Ecclesiastes warns us that there’s nothing new under the sun. This applies to Stoicism, an ancient philosophy that’s making a modern comeback.
Ryan Holliday has written a bestselling book on Stoicism called The Ego is the Enemy. Tim Ferriss has turned Seneca’s letters into an audiobook series. The New York Times published an article called “How to Be a Stoic.”
What is Stoicism, and why does it matter?
What is Stoicism?
Stoicism is a philosophy that arose during the Hellenistic period. It was founded by Zeno of Cyprus (334-262 BC).
According to Stoicism, the world is governed by impersonal forces, and the totality of the universe is divine. The universe, including the divine, occasionally collapses into fire, and then the cycle repeats again.
Everything happens as a result of natural law. The only thing that exists are physical objects. Even intangible objects, like the soul or virtues, are actually physical. Knowledge comes through reason. Ethics, like everything else, are based on natural law.
We should live an accord with nature, simply accepting our fate. We shouldn’t strive to get what we want; we should instead strive to want what we get.
According to Stoicism, we should accept the way the world is. At the same time, we should be engage in public life and embrace humanity as a brotherhood. We’re all, after all, manifestations of one universal spirit.
Living well comes from promoting self-control, inner calm, and unbiased thinking through practices like meditation and living in the moment. The primary thing we can control, according to Stoicism, is our attitude.
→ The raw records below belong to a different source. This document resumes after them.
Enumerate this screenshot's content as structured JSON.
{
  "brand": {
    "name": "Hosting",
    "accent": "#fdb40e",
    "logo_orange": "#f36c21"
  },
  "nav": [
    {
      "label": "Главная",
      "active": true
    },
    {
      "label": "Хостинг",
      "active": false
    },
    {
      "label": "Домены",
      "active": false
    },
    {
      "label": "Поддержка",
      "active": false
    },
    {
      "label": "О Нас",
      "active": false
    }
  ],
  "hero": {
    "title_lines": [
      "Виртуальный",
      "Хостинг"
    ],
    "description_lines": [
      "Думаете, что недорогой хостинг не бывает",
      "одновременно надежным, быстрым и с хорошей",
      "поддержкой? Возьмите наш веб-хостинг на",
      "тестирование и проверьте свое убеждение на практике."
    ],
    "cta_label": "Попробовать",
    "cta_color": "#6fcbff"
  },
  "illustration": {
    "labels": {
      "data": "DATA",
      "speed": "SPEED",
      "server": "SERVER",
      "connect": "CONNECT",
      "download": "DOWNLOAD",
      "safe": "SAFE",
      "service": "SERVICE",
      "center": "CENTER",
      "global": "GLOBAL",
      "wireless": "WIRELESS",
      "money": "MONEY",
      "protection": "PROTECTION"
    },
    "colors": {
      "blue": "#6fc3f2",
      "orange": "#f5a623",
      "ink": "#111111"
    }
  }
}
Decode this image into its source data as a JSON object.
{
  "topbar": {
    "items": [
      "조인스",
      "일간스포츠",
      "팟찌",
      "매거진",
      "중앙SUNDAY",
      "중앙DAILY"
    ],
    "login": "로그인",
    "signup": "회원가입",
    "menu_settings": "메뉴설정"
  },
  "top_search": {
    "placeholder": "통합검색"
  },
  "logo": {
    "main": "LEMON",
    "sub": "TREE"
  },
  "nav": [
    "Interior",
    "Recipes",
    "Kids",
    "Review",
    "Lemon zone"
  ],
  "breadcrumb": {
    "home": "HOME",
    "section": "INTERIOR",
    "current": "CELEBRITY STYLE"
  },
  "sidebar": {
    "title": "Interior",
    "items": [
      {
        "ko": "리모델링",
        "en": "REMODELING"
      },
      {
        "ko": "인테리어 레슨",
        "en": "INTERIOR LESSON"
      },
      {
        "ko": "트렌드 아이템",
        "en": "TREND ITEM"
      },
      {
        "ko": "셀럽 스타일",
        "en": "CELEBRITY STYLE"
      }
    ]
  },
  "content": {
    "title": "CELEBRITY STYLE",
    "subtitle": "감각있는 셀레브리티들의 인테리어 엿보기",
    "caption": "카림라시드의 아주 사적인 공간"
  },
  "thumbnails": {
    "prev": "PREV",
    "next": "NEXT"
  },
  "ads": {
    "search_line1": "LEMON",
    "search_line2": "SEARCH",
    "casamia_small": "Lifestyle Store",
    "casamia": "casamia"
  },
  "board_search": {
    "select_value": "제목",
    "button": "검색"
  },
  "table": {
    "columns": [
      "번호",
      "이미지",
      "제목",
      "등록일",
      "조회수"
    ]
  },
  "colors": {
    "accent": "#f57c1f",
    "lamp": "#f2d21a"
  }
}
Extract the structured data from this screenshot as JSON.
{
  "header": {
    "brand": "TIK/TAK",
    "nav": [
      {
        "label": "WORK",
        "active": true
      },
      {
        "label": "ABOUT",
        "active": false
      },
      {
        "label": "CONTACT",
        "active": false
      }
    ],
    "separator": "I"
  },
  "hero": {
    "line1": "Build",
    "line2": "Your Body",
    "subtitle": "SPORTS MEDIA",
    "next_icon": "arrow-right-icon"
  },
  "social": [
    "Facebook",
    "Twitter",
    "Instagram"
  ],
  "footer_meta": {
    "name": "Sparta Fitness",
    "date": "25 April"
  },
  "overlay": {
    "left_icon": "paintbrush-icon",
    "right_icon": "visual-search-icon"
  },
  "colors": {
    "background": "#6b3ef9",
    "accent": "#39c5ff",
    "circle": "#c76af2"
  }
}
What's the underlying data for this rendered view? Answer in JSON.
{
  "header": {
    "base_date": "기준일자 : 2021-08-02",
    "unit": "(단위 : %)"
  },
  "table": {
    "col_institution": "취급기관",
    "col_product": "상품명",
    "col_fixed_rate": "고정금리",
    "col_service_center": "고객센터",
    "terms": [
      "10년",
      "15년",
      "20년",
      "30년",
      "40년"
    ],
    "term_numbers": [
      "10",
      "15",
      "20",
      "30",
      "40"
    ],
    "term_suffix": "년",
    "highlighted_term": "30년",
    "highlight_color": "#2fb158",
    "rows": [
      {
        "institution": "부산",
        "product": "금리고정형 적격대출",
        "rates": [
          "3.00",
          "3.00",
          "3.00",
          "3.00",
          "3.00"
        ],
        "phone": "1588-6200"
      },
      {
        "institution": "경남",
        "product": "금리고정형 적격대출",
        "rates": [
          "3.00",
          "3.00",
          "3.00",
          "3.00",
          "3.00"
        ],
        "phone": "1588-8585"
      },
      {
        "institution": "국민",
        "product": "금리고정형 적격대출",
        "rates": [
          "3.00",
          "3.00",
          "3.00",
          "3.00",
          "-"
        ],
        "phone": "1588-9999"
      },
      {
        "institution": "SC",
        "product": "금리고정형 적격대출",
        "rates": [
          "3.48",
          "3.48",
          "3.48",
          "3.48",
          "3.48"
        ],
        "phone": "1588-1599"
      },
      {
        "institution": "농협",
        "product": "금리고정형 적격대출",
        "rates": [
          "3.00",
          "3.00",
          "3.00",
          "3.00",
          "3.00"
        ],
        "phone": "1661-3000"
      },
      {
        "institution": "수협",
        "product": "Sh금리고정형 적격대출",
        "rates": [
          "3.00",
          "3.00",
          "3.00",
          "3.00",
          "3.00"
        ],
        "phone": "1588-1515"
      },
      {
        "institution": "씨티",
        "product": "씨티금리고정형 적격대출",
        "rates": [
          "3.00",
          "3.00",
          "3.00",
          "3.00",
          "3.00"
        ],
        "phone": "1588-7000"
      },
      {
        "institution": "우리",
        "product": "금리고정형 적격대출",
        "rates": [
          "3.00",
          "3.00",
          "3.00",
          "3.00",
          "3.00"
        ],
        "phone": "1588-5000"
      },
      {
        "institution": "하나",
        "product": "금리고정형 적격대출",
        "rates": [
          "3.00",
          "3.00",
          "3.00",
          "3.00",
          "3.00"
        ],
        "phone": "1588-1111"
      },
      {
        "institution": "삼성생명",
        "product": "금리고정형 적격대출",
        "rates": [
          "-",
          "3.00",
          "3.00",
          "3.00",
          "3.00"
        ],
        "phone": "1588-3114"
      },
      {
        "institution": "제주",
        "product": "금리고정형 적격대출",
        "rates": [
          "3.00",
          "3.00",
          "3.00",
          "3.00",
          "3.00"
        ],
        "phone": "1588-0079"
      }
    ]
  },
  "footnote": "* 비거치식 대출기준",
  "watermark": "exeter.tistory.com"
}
Marcus Aurelius writes:
If you accomplish the task before you, following right reason with diligence, energy and patience…if you can hold to this, without fear or expectation, and find fulfillment in what you’re doing now… you will live a happy life” (Medit. 3.12)
Why Is Stoicism Making a Comeback?
It’s not hard to see why Stoicism is enjoying a renaissance. Practices like gratitude, mindfulness, and meditation, advocated within Stoicism, seem attractive. In some ways, Stoicism is the western equivalent of eastern philosophies like Buddhism that have also become more popular. It’s also a counterbalance to other trends, like positive thinking (as in The Secret), that have left people disillusioned.
Stoicism is also attractive to people who want to reject the idea of a personal God and who are interested in abandoning organized religion. It adapts well to anyone’s belief system, whatever that may be. It provides an ethical system without demanding submission to a personal God. It also focuses on personal mastery and self-development as keys to effective living.
Stoicism was the dominant philosophical school at the time of the early church, and remained popular for centuries. Paul is recorded as engaging with Stoics in Acts 17:18. According to Paul Tillich, Stoicism was “the only real alternative to Christianity in the Western world.”
There’s a lot to like about some of the Stoic virtues. Self-control, after all, is a Christian virtue. But Martyn Lloyd-Jones reminds us, Stoicism “may be very noble, I will grant you that, but it is noble paganism.”
Stoicism rejects the God of the Bible. It advocates pantheism. It also rejects the gospel, which is our only hope and the complete antithesis of self-reliance. While we can affirm aspects of Stoic ethics, we certainly can’t affirm its worldview or belief system.
Stoicism was the context in which the early church flourished. We shouldn’t feel threatened by Stoicism, but it’s important to understand it, and to communicate how Christianity provides an even better hope than the best of what Stoicism offers.